Assignment —
Only a number is expected: how many lines in these records mention the word "JSON"?

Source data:
= = = = = = =

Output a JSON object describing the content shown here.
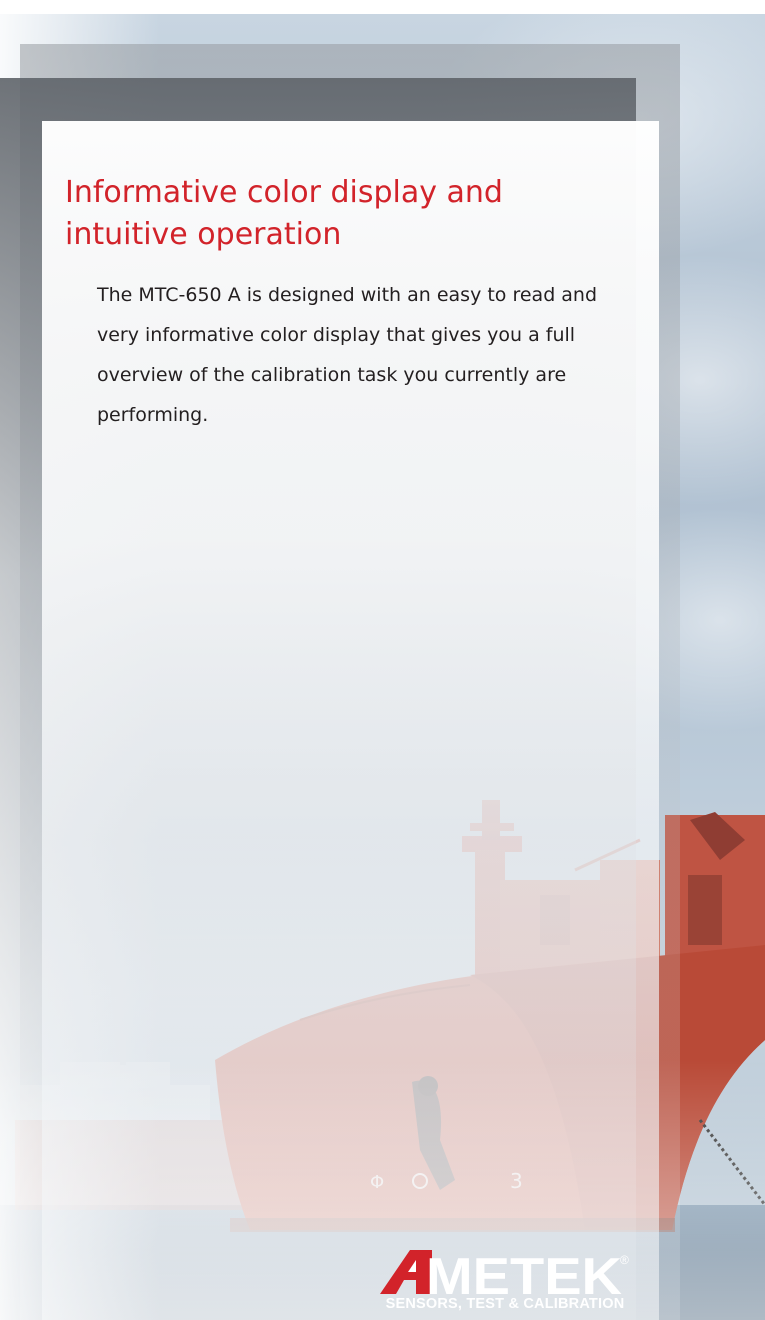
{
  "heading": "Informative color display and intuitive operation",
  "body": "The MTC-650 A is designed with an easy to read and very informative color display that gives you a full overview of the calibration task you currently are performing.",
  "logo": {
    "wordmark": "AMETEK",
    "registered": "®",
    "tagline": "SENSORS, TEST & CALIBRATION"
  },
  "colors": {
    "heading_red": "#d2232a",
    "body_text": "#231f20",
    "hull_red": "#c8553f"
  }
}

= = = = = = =

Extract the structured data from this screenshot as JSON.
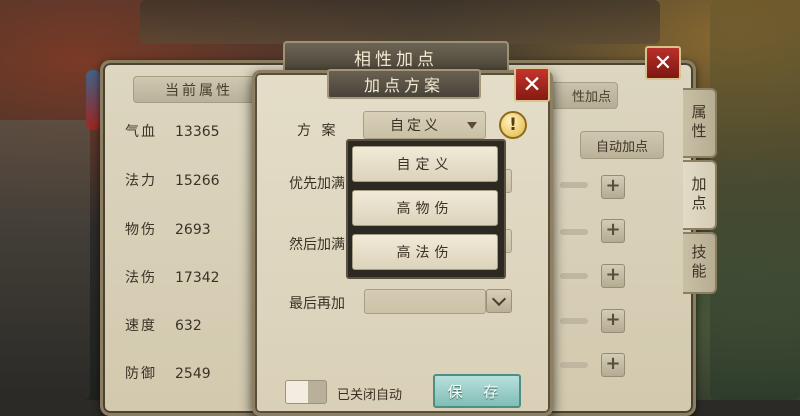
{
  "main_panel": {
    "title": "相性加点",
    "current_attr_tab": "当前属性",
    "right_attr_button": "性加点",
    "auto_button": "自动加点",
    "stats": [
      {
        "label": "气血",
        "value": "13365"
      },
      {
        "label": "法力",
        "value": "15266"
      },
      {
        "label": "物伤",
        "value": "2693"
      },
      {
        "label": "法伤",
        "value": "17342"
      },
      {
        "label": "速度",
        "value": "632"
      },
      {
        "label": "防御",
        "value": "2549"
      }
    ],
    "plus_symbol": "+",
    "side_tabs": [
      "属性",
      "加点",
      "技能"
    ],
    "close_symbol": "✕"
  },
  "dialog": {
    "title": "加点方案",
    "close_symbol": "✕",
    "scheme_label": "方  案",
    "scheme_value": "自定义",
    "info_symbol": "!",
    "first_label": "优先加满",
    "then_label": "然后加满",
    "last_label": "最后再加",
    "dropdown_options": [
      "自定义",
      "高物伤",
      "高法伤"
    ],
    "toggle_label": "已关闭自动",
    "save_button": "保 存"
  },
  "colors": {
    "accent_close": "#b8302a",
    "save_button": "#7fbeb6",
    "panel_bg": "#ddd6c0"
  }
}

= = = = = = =

Written solution —
2